== Exercise goal ==
Lift out each line of the data that holds "Transf".

Excerpts from an interface dataset:
• • • • • • •
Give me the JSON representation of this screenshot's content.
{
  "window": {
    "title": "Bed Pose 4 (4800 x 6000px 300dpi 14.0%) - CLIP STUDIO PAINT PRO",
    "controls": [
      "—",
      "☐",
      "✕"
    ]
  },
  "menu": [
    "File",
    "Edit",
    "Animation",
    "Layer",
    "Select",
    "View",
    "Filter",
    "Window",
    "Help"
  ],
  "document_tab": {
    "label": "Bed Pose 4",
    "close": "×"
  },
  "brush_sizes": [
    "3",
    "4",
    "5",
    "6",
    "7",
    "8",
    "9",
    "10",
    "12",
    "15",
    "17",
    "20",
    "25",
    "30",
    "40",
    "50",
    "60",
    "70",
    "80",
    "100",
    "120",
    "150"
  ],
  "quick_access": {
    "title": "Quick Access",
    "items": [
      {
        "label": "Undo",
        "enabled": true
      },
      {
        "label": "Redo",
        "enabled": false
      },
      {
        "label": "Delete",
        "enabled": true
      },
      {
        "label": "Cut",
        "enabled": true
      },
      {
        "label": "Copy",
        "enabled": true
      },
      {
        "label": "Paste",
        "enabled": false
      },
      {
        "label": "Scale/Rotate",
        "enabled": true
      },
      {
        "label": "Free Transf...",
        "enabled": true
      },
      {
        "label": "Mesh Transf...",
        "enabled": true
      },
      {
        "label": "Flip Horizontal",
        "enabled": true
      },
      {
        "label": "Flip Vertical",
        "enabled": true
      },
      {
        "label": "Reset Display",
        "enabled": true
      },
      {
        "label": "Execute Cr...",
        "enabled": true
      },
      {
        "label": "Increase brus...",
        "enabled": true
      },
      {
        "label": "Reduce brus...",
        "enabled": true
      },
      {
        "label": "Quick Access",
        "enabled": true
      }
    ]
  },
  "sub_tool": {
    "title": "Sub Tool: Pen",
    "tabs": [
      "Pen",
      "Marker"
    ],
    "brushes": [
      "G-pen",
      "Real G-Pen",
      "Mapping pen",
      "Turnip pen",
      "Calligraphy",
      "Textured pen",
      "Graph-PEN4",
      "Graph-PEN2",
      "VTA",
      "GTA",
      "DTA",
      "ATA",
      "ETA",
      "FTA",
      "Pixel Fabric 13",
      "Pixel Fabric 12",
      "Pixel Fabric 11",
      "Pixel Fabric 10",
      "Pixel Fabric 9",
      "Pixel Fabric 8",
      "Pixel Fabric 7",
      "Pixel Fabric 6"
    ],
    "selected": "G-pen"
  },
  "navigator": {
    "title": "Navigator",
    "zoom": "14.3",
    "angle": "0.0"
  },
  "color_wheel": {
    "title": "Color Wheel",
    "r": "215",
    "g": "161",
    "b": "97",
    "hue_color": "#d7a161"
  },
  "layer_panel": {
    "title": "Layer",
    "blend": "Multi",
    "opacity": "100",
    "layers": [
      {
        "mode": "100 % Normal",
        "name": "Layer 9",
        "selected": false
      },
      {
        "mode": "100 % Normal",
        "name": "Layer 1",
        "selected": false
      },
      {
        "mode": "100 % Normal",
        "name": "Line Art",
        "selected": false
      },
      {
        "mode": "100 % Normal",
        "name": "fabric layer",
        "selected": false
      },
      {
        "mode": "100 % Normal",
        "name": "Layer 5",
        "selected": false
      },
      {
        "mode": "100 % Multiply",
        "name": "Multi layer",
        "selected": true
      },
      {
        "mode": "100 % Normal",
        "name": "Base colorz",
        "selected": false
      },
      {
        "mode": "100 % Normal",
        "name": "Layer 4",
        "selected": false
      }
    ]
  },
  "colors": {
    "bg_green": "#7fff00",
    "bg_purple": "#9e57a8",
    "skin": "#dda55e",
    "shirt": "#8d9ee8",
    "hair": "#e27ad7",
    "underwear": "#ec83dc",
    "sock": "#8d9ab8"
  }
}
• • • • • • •
== Result of the task ==
        "label": "Free Transf...",
        "label": "Mesh Transf...",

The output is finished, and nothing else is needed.